Touch ID and Face ID provide intuitive and secure authentication with the touch of a finger or a simple glance. Your fingerprint or face data is converted into a mathematical representation that is encrypted and used only by the Secure Enclave in your Mac, iPad, or iPhone. Since fingerprint and face data is so personal, your device takes extraordinary measures to protect it. This data can’t be accessed by the operating system on your device or by any applications running on it. And it is never stored on Apple servers or backed up to iCloud or anywhere else.

Learn more about Apple Platform Security

Two-factor authentication

Two-factor authentication is the best way to keep your information safe because it adds a second layer of security to your Apple ID. It’s designed to ensure that even someone who knows your password can’t access your account. When you sign in on a new device or from the web, a verification code will be displayed automatically on all your trusted devices. Enter this code along with your password and you’ll be signed in. Anyone who can’t provide both your password and the verification code will be kept out. Once signed in, you won’t be asked for a verification code on that device again unless you sign out completely, erase the device, or need to change your password for security reasons.

Learn how to set up two-factor authentication

Find My

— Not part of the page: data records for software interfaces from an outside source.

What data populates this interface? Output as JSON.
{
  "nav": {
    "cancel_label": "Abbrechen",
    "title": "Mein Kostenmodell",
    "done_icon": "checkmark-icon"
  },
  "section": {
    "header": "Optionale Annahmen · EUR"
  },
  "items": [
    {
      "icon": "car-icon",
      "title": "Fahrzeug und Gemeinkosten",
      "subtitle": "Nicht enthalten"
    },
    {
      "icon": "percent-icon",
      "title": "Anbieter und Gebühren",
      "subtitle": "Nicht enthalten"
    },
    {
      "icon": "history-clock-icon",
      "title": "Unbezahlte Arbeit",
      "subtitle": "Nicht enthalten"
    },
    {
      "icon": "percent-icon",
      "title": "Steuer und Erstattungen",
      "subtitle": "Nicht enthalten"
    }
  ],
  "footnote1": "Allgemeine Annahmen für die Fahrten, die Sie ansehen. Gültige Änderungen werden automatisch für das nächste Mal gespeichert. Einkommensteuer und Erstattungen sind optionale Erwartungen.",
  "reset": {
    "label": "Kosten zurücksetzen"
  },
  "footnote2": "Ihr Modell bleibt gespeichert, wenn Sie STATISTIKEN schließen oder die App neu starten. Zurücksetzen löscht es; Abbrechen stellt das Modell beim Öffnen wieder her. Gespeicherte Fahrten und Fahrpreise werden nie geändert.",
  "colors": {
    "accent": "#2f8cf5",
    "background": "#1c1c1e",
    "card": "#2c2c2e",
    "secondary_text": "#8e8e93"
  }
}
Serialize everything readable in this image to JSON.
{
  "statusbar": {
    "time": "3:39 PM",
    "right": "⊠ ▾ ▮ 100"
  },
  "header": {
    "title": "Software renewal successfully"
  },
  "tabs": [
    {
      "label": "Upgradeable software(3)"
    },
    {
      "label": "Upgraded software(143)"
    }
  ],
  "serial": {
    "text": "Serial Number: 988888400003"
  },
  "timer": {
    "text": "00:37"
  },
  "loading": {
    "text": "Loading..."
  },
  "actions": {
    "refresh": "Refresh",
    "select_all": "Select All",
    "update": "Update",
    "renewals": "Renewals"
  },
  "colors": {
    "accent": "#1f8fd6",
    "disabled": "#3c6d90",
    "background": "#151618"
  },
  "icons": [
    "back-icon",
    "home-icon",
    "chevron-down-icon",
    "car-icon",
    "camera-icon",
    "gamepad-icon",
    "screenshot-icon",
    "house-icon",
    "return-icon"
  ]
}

Enabling Find My for iPhone, iPad, and Mac helps keep you connected to your device even if it’s lost or stolen, and Find My is built in a way that protects your privacy. It’s enabled automatically when you sign in to iCloud on a new device. You can see where your device is on a map — and where it has been — so you improve your chances of recovering it. If you’re unable to get your device back, you can remotely erase the personal data on it. Apple receives this location information only when you locate your device, turn on Lost Mode, or enable Send Last Location. Location data is only retained for 24 hours so we can display the last known location of your device. Find My also automatically turns on Activation Lock, which requires your Apple ID to be entered before anyone can erase or reactivate your device.

More ways to keep your data safe.

Keep an eye out for fraudulent attempts to acquire your personal information.

Pay attention to notifications.

When you sign in for the first time on a new device, update your payment method, change your password, or make other changes to your account, Apple notifies you with an email or a push notification. So if you receive a notification from us about a change that you don’t remember making, it could mean that someone has wrongfully accessed your account. If that happens, go to “Manage your Apple ID” to change your password immediately. If you need additional help, contact Apple Support for assistance.

Change your Apple ID password Contact Apple ID Support

Beware of phishing.

“Phishing” refers to fraudulent attempts to get personal information from you, such as your Apple ID password or credit card information, usually through an email or text message. The request may appear to be from a legitimate company or individual, but it’s not. Turning on two-factor authentication is the best way to protect yourself against phishing schemes designed to trick you into revealing your Apple ID account credentials. Never provide your password, verification codes, or any other sensitive account information over email or text messages. If you receive what you believe to be a phishing email purporting to be from Apple, send it to reportphishing@apple.com.

Learn more about protecting yourself from phishing

Learn more about privacy at Apple.